No matter what stage of private practice you’re in, you need to have a solid marketing plan. Whether you’re just opening your doors or are maintaining a thriving practice, you need to let people know who you are in order to keep the lights on—and sustain the undeniable highs and lows of entrepreneurship. The good news is you’re entirely in control of what that plan looks like.
A lot of private practitioners are under the impression that blogging for therapists is an essential part of a successful marketing plan. But that’s not true—it’s okay to not have a blog. It’s more than okay to focus your time and energy on other parts of your practice and other marketing efforts.
Keep Your Focus on Clients
There’s a lot to prioritize. If you already have workload concerns, something as time-consuming as a blog can easily blur priorities. Use your energy to stay present with your clients in sessions, recharge after the workday is over, and manage the business side of your practice. There are only so many hours in a day, and your clients should come first in those hours.
When you’re not worried about what you’re going to write, when you’re going to write, or even why you’re publishing it, you can stay focused on client care. If you feel like you want to expand your impact beyond client care, think of ways you can offer the best support to your clients and your community, and focus on what’s the best use of not just your time but your natural skill set.
There Are Other Means of Connection
There’s no one right way to market your private practice. Different tools are more effective for some people than others, and part of astute marketing is being selective about the tools you use. The marketing strategies you use shouldn’t feel like they’re adding stress or another item on your to-do list. When you choose marketing tools that you enjoy, marketing your practice becomes less of a chore. If a blog isn’t that tool for you, focus your energy elsewhere.
In fact, you should be marketing where you know your clients already are. Social media, video, and podcasts are just a few other ways you can connect with your community that offer you unique ways to engage that you might not get with a blog.
No matter what age group you work with, chances are most of your clients are on some kind of social media. Maintaining an active social media presence still requires work, but individual posts are a smaller writing commitment than maintaining a blog would be. The captions are shorter, and you can post a quick story if you’re short on time. You also have more opportunities for direct engagement with your followers in the comment section and in direct messages.
If you aren’t as comfortable writing posts for a blog, videos might be a better fit for you. There are a lot of routes you can take here—from quick, snappy videos on social media to more long-form content on your site or YouTube. This still offers an opportunity for you to share your knowledge and connect with clients, without the added pressure of writing everything down. That said, creating and editing video content is still a lot of work, so if time is a major concern for you, this might not be the best option.
Podcasts, like videos, offer a unique opportunity to collaborate with other clinicians in your network or bring in other expert voices. You can interview other clinicians, offer business-building and marketing advice to other business owners, or share your experience and wisdom with younger clinicians. This also gives you the chance to interact with your community in real time, which you can’t do as easily with blogging.

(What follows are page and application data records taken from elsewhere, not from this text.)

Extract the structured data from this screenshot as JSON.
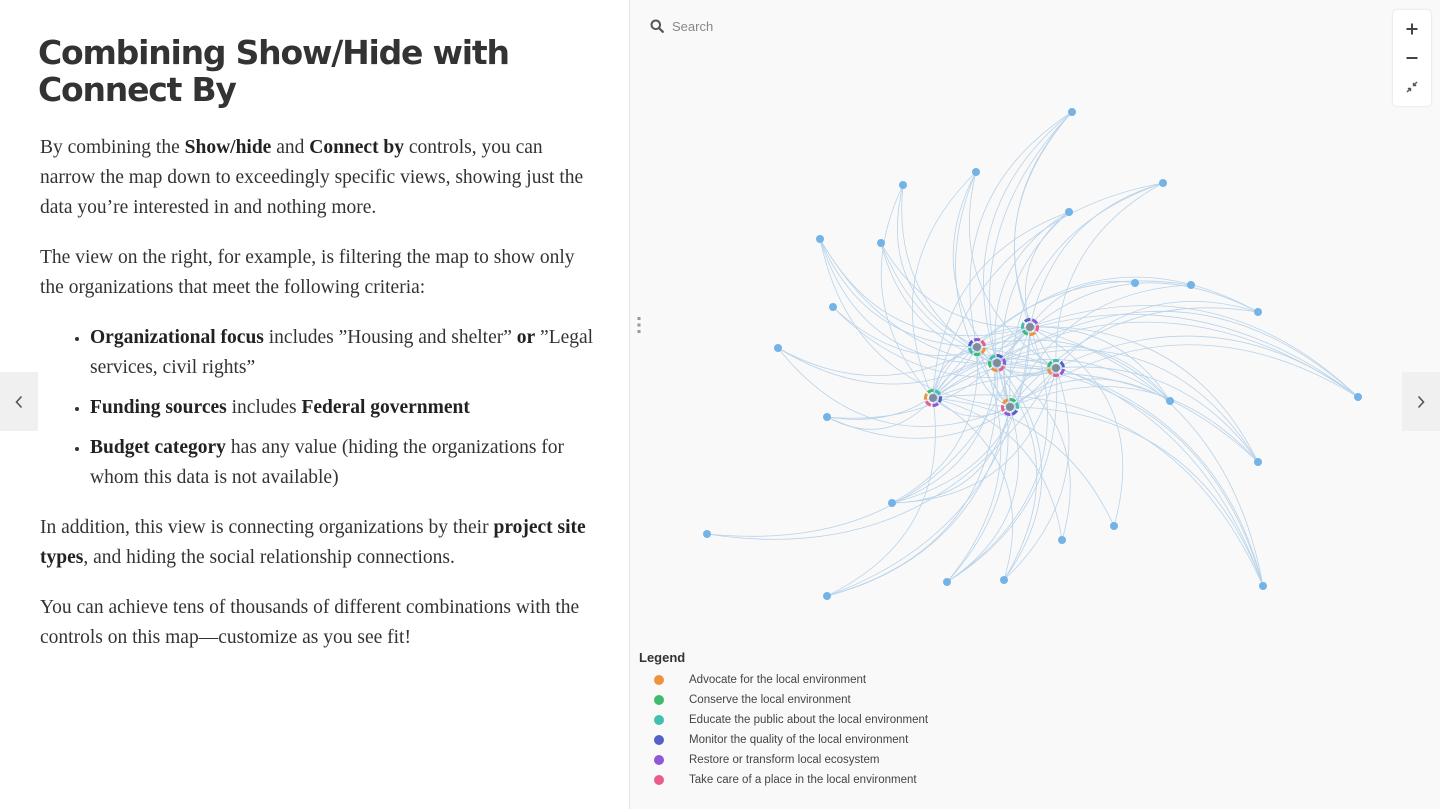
{
  "article": {
    "title": "Combining Show/Hide with Connect By",
    "p1": {
      "a": "By combining the ",
      "b": "Show/hide",
      "c": " and ",
      "d": "Connect by",
      "e": " controls, you can narrow the map down to exceedingly specific views, showing just the data you’re interested in and nothing more."
    },
    "p2": "The view on the right, for example, is filtering the map to show only the organizations that meet the following criteria:",
    "list": [
      {
        "a": "Organizational focus",
        "b": " includes ”Housing and shelter” ",
        "c": "or",
        "d": " ”Legal services, civil rights”"
      },
      {
        "a": "Funding sources",
        "b": " includes ",
        "c": "Federal government"
      },
      {
        "a": "Budget category",
        "b": " has any value (hiding the organizations for whom this data is not available)"
      }
    ],
    "p3": {
      "a": "In addition, this view is connecting organizations by their ",
      "b": "project site types",
      "c": ", and hiding the social relationship connections."
    },
    "p4": "You can achieve tens of thousands of different combinations with the controls on this map—customize as you see fit!"
  },
  "map": {
    "search": {
      "placeholder": "Search",
      "icon": "search-icon"
    },
    "zoom": {
      "in_icon": "plus-icon",
      "out_icon": "minus-icon",
      "fit_icon": "collapse-icon"
    },
    "node_color": "#74b3e6",
    "edge_color": "#b9d3ea",
    "legend": {
      "title": "Legend",
      "items": [
        {
          "label": "Advocate for the local environment",
          "color": "#f0923d"
        },
        {
          "label": "Conserve the local environment",
          "color": "#3dbb6e"
        },
        {
          "label": "Educate the public about the local environment",
          "color": "#42bfae"
        },
        {
          "label": "Monitor the quality of the local environment",
          "color": "#5560c6"
        },
        {
          "label": "Restore or transform local ecosystem",
          "color": "#8e58d9"
        },
        {
          "label": "Take care of a place in the local environment",
          "color": "#ea5b8f"
        }
      ]
    }
  },
  "nav": {
    "prev_icon": "chevron-left-icon",
    "next_icon": "chevron-right-icon"
  }
}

There are so manys ways you can market and connect with your community. If a blog isn’t your ideal way of doing that, you have tons of other options. Spend some time thinking about what marketing tools best align with your creative mind, time, and resources, and really lean into that form.
Blogging For Therapists: A Personal Choice
It’s true that blogs can be the right choice for certain practitioners. If writing content is your strength—and you have the time and energy needed to start and maintain a blog,—then that particular marketing tool can be a valuable asset for your practice. But consider the time commitment carefully.
No one would find it useful or inspiring to click on your blog and see that your last post was from two years ago, and the one before that, three or four years ago. Consistency is key when it comes to blogging for therapists, so you need to be able to commit to a regular schedule.
But if the idea of writing that often stresses you out, or you don’t feel as comfortable writing as you do in other creative mediums, or you’re concerned about your workload, then it’s okay to not have a blog. You’ll leave yourself more creative energy and time for other endeavors, and you can always revisit a blog as your workload and priorities shift.
Ultimately, blogging for therapists can be a meaningful form of connection and shared knowledge. If that’s the case for you, then make the most of it and strive to perfect your blog in your arsenal of marketing tools. But if blogging isn’t a strength for you, that’s okay. Recognizing that about yourself early on will help you preserve your energy for where it can make the biggest impact.